╭─ MATERIALS PROVIDED

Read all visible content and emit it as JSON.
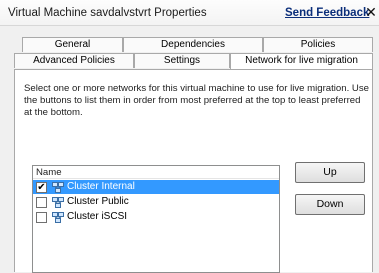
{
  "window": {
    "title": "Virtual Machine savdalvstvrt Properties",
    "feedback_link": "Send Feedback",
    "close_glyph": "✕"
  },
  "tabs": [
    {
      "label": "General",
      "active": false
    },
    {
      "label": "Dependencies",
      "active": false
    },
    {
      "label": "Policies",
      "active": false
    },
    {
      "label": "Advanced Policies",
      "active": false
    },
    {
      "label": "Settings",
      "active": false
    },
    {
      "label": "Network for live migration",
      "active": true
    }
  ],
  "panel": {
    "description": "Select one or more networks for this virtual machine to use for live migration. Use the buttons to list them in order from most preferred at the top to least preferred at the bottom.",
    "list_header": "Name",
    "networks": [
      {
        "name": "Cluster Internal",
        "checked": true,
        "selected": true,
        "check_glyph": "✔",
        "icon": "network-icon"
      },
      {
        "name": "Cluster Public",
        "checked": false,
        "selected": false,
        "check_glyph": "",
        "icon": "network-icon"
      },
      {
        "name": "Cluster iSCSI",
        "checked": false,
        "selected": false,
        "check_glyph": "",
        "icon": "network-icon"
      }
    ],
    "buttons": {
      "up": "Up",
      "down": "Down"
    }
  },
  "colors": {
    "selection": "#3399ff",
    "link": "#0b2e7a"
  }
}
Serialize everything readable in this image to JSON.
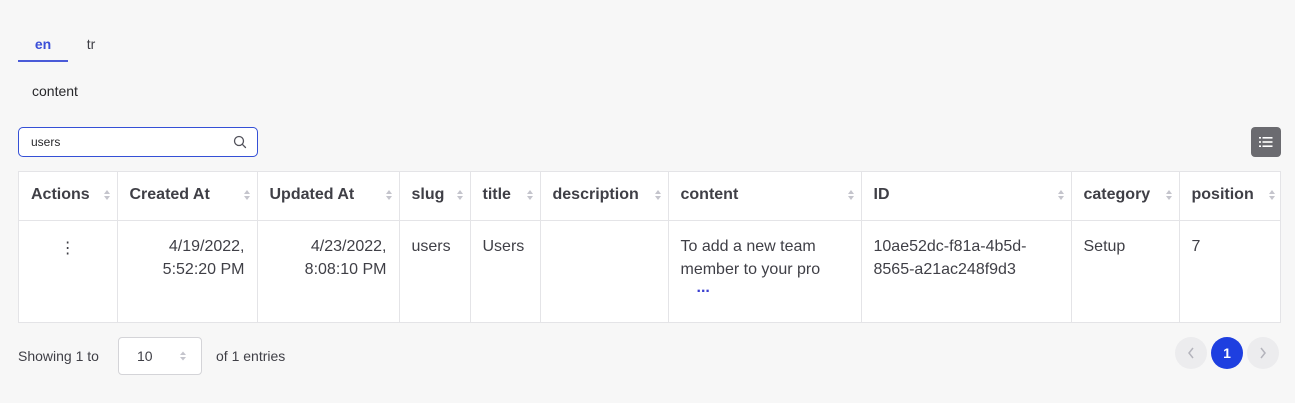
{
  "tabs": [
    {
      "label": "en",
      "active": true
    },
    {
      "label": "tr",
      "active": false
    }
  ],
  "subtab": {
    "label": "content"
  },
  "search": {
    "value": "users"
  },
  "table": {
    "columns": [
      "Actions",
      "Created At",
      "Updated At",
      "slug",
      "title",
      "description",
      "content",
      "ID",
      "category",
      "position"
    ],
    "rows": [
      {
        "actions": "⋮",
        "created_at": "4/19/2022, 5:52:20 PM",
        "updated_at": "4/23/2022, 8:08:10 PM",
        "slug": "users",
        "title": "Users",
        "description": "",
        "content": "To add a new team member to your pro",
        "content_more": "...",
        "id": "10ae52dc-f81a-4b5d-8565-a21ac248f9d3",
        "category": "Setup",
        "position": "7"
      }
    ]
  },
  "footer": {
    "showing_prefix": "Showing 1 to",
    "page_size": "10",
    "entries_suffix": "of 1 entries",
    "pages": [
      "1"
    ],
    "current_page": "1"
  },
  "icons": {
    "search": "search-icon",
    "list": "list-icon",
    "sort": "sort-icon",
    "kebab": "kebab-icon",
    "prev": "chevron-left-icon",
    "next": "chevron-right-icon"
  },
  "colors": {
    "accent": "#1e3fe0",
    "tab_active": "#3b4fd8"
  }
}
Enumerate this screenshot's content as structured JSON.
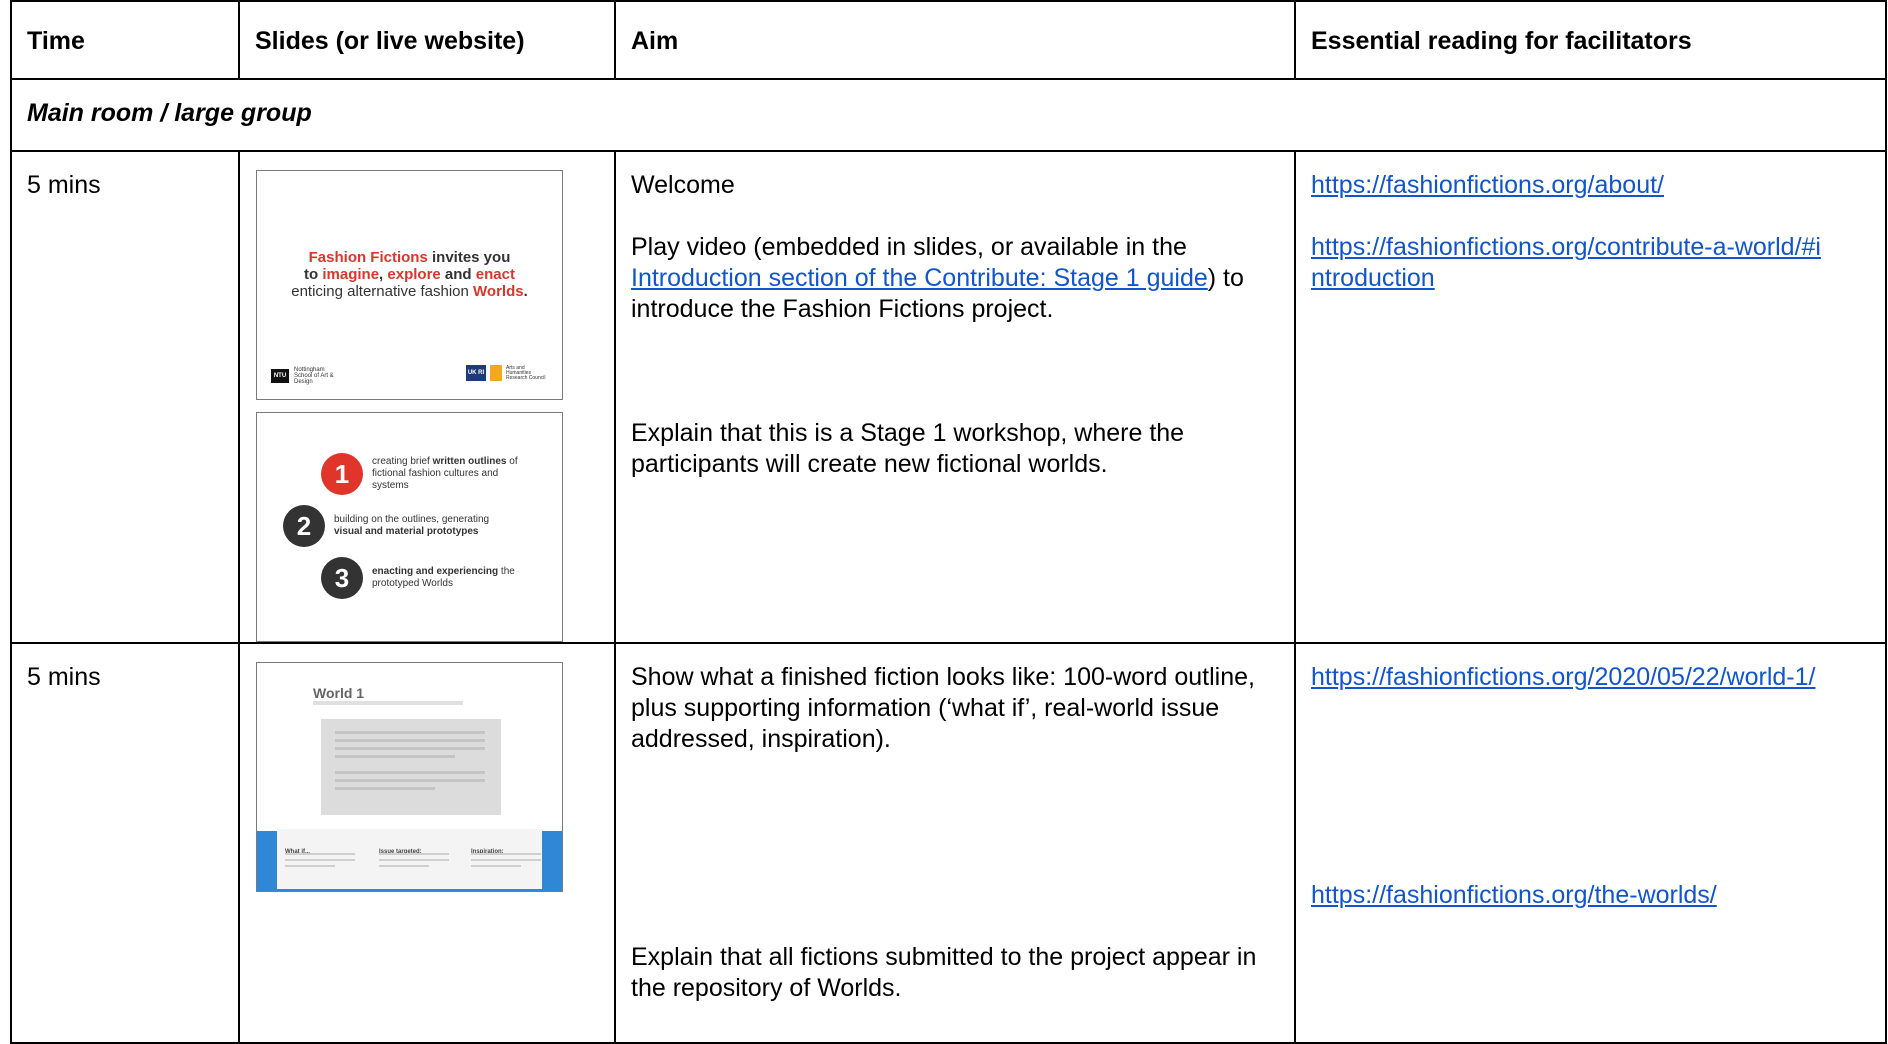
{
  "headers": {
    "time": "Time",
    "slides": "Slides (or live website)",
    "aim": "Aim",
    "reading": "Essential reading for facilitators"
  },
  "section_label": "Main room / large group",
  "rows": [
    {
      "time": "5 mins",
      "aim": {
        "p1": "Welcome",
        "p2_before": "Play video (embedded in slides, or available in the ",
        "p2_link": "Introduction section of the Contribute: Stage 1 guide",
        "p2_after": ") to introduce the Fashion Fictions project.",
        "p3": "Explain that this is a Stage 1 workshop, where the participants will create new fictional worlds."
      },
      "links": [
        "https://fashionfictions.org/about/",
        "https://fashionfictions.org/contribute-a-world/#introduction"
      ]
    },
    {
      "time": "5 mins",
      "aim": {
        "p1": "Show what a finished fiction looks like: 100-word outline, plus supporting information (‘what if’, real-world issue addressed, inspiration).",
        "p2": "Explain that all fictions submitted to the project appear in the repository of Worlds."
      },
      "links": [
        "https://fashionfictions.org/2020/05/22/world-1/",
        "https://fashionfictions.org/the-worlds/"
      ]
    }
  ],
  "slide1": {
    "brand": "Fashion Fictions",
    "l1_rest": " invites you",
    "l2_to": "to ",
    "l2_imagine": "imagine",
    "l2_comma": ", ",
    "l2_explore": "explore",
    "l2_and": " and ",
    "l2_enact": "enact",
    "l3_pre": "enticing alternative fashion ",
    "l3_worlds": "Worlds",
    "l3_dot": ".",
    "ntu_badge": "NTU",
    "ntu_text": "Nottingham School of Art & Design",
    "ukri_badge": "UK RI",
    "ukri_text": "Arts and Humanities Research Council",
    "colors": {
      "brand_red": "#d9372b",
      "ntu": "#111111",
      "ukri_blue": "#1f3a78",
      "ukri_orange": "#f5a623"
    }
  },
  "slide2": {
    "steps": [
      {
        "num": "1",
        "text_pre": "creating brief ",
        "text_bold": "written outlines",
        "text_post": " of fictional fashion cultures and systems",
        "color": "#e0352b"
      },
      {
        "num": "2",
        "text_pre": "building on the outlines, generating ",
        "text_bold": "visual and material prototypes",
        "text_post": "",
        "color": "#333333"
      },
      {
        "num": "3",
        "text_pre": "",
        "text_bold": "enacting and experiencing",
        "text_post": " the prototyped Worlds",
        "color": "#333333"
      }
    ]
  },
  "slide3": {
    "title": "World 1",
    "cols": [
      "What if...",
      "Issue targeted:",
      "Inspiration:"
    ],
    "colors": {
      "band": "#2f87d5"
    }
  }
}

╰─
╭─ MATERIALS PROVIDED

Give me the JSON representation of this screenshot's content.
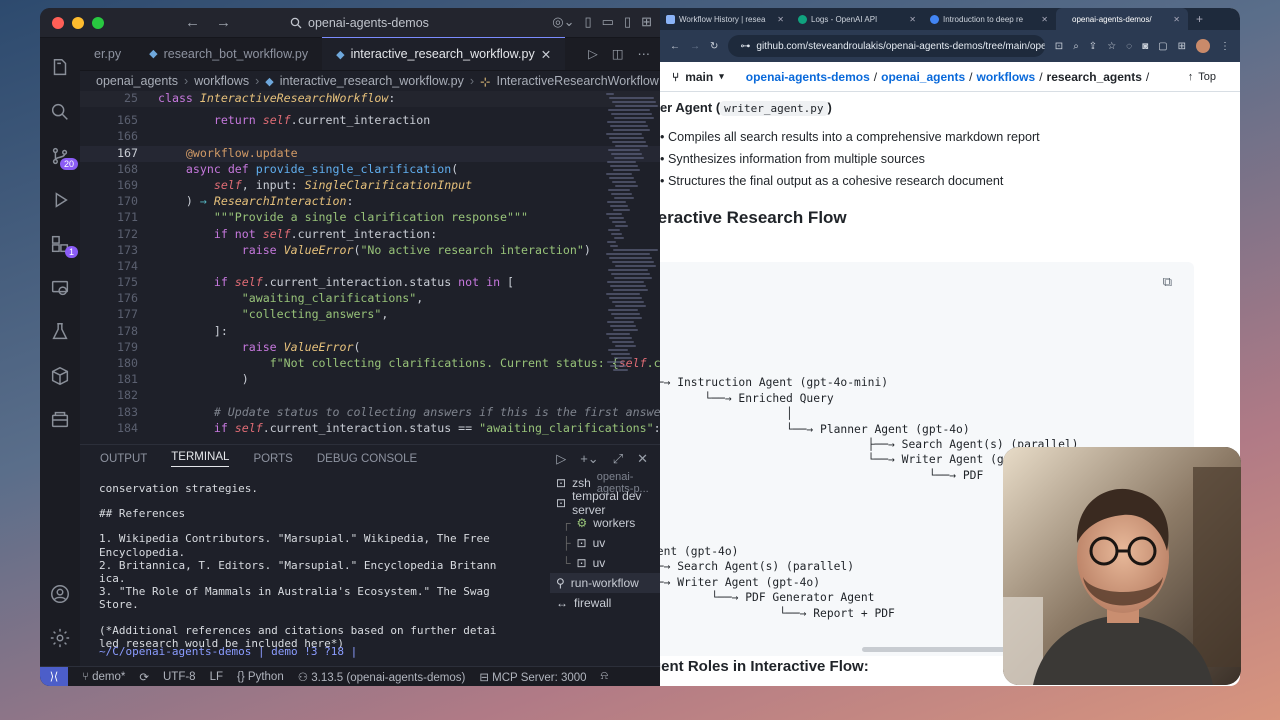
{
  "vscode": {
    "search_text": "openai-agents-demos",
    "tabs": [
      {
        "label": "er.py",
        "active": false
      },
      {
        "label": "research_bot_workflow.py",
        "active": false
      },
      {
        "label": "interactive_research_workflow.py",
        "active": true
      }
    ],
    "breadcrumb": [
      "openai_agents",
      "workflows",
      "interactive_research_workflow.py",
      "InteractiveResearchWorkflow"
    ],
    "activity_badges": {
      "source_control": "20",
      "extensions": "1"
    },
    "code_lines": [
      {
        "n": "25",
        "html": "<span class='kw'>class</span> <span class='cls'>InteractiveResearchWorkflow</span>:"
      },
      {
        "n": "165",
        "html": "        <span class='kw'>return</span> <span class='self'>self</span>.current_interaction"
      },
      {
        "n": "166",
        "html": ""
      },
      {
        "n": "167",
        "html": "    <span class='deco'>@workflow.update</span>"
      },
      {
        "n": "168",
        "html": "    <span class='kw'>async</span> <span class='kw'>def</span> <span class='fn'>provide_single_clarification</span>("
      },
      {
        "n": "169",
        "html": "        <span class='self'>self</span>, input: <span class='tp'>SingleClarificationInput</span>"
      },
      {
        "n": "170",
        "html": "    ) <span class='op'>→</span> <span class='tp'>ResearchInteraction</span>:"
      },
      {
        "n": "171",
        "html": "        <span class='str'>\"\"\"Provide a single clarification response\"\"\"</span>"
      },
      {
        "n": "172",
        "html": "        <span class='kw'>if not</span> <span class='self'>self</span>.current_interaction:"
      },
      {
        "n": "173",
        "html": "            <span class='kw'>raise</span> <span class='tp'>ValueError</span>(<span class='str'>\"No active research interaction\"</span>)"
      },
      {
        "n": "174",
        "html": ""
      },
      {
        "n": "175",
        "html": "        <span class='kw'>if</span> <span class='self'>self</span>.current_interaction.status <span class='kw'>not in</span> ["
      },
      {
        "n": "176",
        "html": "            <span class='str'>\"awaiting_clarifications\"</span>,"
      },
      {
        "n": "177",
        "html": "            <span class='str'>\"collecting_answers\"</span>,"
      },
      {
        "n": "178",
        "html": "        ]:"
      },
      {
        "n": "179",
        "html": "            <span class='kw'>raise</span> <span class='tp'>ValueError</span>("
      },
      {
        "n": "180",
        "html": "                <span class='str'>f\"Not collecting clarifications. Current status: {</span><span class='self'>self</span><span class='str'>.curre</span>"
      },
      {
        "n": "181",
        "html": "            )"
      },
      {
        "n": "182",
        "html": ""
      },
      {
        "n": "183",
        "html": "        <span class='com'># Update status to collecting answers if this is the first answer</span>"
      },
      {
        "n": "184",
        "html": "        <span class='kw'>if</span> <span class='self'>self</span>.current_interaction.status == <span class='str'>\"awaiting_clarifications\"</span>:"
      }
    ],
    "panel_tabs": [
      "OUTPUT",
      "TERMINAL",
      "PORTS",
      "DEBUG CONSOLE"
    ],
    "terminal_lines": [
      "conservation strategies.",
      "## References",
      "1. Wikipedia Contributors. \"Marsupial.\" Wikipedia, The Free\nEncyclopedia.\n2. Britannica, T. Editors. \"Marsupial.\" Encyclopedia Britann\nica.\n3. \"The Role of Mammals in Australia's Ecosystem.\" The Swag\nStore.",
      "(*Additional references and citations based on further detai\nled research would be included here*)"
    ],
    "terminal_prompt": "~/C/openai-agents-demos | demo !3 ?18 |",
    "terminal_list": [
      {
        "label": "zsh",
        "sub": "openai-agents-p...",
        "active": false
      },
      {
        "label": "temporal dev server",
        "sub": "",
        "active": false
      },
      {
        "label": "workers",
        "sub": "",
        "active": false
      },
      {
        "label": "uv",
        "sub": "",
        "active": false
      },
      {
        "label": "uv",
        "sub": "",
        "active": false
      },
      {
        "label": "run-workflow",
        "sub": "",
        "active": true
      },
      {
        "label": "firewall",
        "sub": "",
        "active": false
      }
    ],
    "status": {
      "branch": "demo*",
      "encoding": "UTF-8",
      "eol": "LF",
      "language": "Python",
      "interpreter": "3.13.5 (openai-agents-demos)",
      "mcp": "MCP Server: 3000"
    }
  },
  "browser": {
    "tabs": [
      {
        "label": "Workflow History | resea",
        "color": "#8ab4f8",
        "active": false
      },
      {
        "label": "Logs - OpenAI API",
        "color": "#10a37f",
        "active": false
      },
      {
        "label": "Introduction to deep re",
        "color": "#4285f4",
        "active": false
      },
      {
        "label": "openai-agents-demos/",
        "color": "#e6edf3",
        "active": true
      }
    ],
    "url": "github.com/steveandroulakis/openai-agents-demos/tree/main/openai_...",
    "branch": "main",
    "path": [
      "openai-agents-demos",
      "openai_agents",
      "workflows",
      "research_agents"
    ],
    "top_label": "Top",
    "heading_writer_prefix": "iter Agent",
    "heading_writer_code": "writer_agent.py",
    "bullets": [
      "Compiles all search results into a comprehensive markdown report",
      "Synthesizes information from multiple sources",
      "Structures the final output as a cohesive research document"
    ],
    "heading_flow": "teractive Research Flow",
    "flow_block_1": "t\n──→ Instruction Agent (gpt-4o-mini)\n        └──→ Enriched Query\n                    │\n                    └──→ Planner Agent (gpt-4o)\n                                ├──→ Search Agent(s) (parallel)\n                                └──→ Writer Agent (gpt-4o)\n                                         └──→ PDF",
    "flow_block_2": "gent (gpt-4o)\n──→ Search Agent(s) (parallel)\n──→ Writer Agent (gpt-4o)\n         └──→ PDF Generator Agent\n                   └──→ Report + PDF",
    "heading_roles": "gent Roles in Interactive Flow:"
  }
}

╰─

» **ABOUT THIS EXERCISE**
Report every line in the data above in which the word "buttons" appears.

» **EXERCISE RESULT**
    "description": "Select one or more networks for this virtual machine to use for live migration. Use the buttons to list them in order from most preferred at the top to least preferred at the bottom.",
    "buttons": {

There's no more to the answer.